They were not pleasant for Dunlap, growing up in Green Pond, S.C.
“I was raised between the ages of 5 to 10 by a stepmother who wasn’t friendly to kids,” the 53-year-old recalls. “Things weren’t too cool.”
They were just the opposite for Krause in Minneapolis, Minn.
“Being around family. Snow. Presents. Food. A tree with lights,” the 25-year-old says. “Christmas was my favorite time of year.”
It still is.
For both of them now.
Which is important to what they do.
Dunlap is a therapeutic foster parent who works in conjunction with Krause, a licensing coordinator with Camelot Community Care Inc. It’s an agency that offers in-home counseling and psychiatric services to abused and neglected children and places them in therapeutic foster homes like Dunlap’s.
She and husband Alex have a spacious four-bedroom home on a tree-lined five acres west of Canal Road, an ideal setting for the two 13-year-olds boys they’re fostering.
“They have room to play and you don’t have to worry about them playing in the street,” Dunlap said. “The lady next door has four boys so they play football and do a whole lot out there.”
Yet it’s the feeling inside the house -- the lighted Christmas tree, too -- that means so much, especially at this time of year.
“A lot of foster kids don’t have what normal kids do,” said Dunlap, who has fostered 20 to 30 youths over the past decade. “You can see their gratefulness for five, six presents under the tree. They’re not used to that -- or the love you give them, what it’s really all about.
“It’s not about the gift, but about the blessing behind it.”
Camelot Community Care will have 23 children in homes for Christmas, a tiny fraction of the 1,901 children under the auspices of the Florida Department of Children and Families.
According to a published report, 1,117 will visit family or relatives during the holidays. The other 784 are being moved toward permanent placement through adoption, permanent guardianship or reunification with parents.
“We try to focus so much on making the holidays a special time, making it way better than what it normally would be,” Krause said. “Giving them new memories of what it should be like instead of what it’s been like.

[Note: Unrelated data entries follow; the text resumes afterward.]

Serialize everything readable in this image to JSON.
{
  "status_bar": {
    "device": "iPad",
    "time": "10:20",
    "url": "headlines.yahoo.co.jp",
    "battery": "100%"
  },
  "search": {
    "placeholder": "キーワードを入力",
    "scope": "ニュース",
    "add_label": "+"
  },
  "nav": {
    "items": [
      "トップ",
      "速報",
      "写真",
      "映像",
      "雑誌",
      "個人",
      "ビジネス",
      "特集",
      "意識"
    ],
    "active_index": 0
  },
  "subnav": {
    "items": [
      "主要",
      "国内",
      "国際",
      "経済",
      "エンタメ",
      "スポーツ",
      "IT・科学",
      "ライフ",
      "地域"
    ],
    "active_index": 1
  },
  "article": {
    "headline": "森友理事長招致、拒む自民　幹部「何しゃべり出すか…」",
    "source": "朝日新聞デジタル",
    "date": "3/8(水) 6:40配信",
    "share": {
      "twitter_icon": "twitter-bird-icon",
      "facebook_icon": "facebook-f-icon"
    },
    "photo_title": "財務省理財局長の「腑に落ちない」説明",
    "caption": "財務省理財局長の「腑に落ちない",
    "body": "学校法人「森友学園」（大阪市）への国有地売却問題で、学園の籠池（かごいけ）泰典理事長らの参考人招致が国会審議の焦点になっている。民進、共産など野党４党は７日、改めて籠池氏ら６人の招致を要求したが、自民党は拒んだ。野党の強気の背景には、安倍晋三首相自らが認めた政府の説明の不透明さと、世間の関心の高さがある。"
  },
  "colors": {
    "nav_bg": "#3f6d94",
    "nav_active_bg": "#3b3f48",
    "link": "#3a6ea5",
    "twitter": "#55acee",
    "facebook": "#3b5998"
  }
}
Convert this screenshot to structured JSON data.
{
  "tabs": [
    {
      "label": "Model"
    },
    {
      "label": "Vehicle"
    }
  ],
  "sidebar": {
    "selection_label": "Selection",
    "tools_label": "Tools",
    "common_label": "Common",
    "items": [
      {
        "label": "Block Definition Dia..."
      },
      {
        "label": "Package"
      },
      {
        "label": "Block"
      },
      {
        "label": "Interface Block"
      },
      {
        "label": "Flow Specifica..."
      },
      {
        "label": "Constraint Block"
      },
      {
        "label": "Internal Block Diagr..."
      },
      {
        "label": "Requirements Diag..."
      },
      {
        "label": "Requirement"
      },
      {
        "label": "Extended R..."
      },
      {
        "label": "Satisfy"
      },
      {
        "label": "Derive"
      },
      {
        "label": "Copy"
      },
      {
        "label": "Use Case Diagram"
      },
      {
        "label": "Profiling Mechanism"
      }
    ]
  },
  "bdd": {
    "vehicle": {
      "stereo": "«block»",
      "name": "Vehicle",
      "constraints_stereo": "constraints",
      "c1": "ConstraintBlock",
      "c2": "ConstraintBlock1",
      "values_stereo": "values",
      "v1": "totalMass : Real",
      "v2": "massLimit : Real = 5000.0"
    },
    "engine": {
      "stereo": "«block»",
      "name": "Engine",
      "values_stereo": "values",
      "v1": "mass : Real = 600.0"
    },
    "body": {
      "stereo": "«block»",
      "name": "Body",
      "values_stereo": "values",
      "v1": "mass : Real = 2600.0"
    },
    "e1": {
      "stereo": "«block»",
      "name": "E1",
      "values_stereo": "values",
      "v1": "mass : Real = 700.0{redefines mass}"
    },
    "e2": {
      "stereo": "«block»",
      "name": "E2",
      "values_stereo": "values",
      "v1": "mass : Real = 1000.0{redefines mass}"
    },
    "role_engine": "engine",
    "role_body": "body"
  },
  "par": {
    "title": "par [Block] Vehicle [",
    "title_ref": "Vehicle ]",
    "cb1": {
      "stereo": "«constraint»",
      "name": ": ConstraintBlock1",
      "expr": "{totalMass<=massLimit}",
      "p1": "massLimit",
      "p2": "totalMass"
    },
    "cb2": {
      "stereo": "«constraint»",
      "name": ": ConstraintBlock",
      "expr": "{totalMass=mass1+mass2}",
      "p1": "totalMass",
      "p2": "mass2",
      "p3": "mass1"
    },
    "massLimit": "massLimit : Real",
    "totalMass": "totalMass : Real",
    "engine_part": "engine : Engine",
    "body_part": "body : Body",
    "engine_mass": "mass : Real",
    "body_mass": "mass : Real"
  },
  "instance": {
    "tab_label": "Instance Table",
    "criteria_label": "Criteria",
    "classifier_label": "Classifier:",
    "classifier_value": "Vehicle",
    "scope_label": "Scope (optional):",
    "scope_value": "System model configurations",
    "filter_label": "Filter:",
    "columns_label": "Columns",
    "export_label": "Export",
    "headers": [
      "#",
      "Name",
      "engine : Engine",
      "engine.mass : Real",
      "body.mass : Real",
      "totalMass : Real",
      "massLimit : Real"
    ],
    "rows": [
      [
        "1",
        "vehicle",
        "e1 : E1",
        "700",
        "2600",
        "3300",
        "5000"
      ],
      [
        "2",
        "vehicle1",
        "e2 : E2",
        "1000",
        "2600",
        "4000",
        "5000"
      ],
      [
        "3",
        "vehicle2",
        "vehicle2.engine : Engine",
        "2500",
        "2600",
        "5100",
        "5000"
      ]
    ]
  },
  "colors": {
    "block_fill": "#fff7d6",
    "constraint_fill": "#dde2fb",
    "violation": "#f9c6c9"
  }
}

“It’s almost like the holidays are things these kids remember as being the worst time of year. Either they never had a present, or their parents were doing drugs on those days. Whatever the case, the holidays are not usually good memories.”
That’s why it takes more people like Annette Dunlap and her husband to try changing them.
“There is a great need for foster parents, but it’s not for everybody,” Krause said.
Dunlap will vouch for that.
“Sometimes I think I’m not going to do this anymore,” she said. “You get frustrated. Then God gives you this peace and you go right back, because you’re trying to help another child.
“People need to get out of their minds these kids are trouble-makers and see what they’re all about. Once you get them in a home, show them love, that’s what they’re looking for -- that they feel needed, somebody listens to them and loves them.”
Vin Mannix, local columnist, can be reached at 941-745-7055.